The IHS Markit Canada Manufacturing Purchasing Managers' Index (PMI) rose to a seasonally adjusted 57.2 in August from 56.2 in July. It was the PMI's highest level since April and the 14th straight month above the 50 threshold marking growth in the sector.
"Canada's manufacturing sector recorded another robust improvement in operating conditions in August," Shreeya Patel, an economist at IHS Markit, said in a statement.
"The latest uptick gained momentum from that seen in July after demand in both domestic and international markets rose further."
The gauge of new orders advanced to 55.8 from 55.3 in July, while the stocks of purchases index was at 53.7, up from 52.8.
That marked the second-highest level of pre-production inventories in the near 11-year history of the survey as higher sales, freight delays and material shortages encouraged firms to raise the level of stocks they hold as a buffer.
Restrictions related to the coronavirus pandemic have contributed to bottlenecks globally.
The factory sector's main concern "has been price and supply chain pressures which have often stemmed from material shortages," Patel said. "With costs intensifying over the course of the month, prices look set to remain elevated for some time."
The input prices index rose to a series high of 77.2 from 72.0 in July, while the measure of output prices was also elevated as firms passed on higher material and shipping prices to their clients.
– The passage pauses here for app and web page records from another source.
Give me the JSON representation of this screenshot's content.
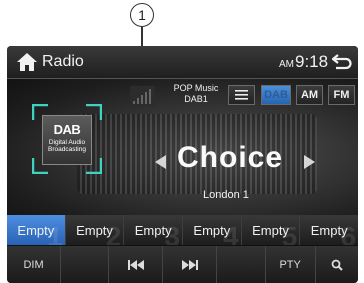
{
  "callout": {
    "number": "1"
  },
  "header": {
    "title": "Radio",
    "ampm": "AM",
    "time": "9:18"
  },
  "station": {
    "genre": "POP Music",
    "service": "DAB1",
    "name": "Choice",
    "ensemble": "London 1"
  },
  "dab_logo": {
    "brand": "DAB",
    "sub": "Digital Audio Broadcasting"
  },
  "band_buttons": {
    "list": "list-icon",
    "dab": "DAB",
    "am": "AM",
    "fm": "FM"
  },
  "presets": [
    {
      "number": "1",
      "label": "Empty"
    },
    {
      "number": "2",
      "label": "Empty"
    },
    {
      "number": "3",
      "label": "Empty"
    },
    {
      "number": "4",
      "label": "Empty"
    },
    {
      "number": "5",
      "label": "Empty"
    },
    {
      "number": "6",
      "label": "Empty"
    }
  ],
  "bottom_bar": {
    "dim": "DIM",
    "pty": "PTY"
  },
  "colors": {
    "accent": "#2f6fc4",
    "background": "#161616",
    "text": "#f2f2f2"
  }
}
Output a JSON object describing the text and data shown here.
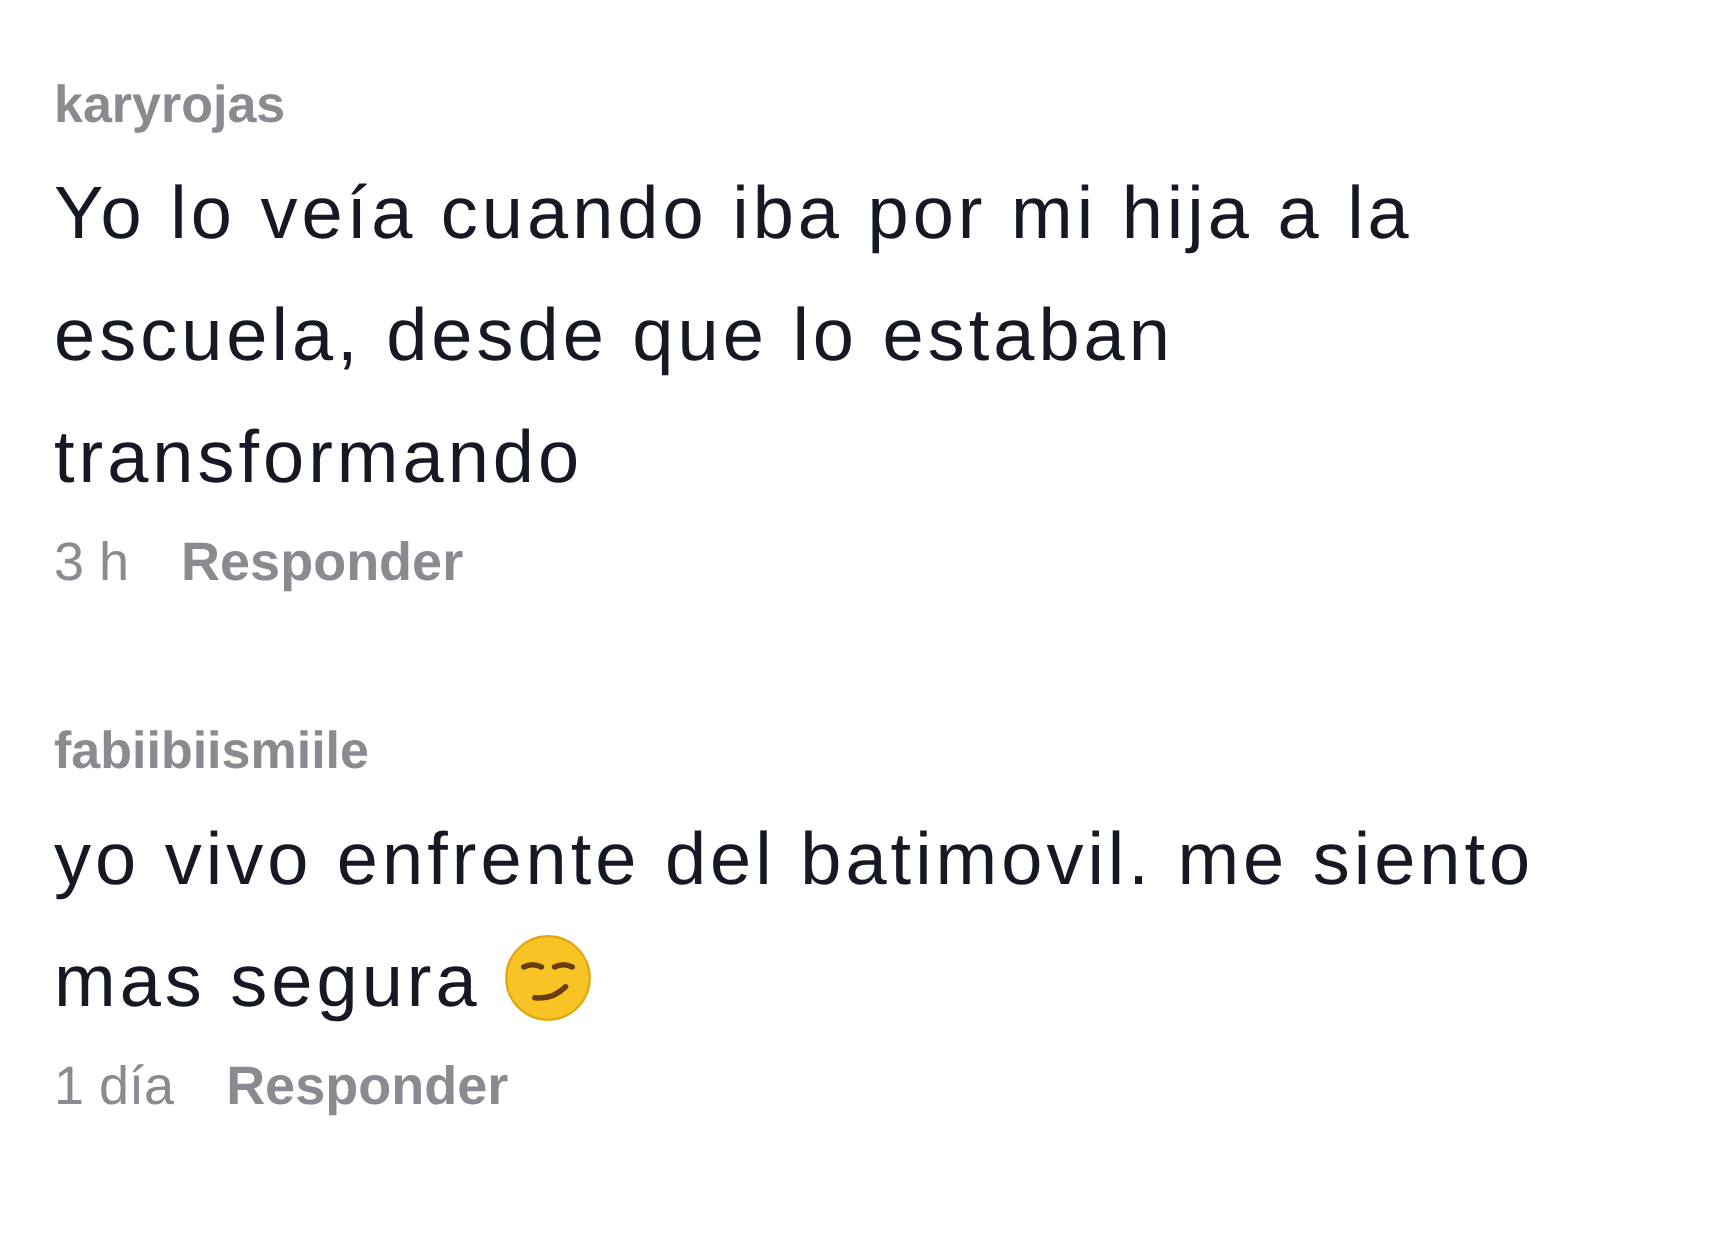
{
  "comments": [
    {
      "username": "karyrojas",
      "text": "Yo lo veía cuando iba por mi hija a la escuela, desde que lo estaban transformando",
      "time": "3 h",
      "reply": "Responder"
    },
    {
      "username": "fabiibiismiile",
      "text": "yo vivo enfrente del batimovil. me siento mas segura",
      "emoji": true,
      "time": "1 día",
      "reply": "Responder"
    }
  ]
}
Still, firms grew more upbeat about prospects for growth. The future output index climbed to 66.7 from 63.1 in July.
(Reporting by Fergal Smith; Editing by Chizu Nomiyama)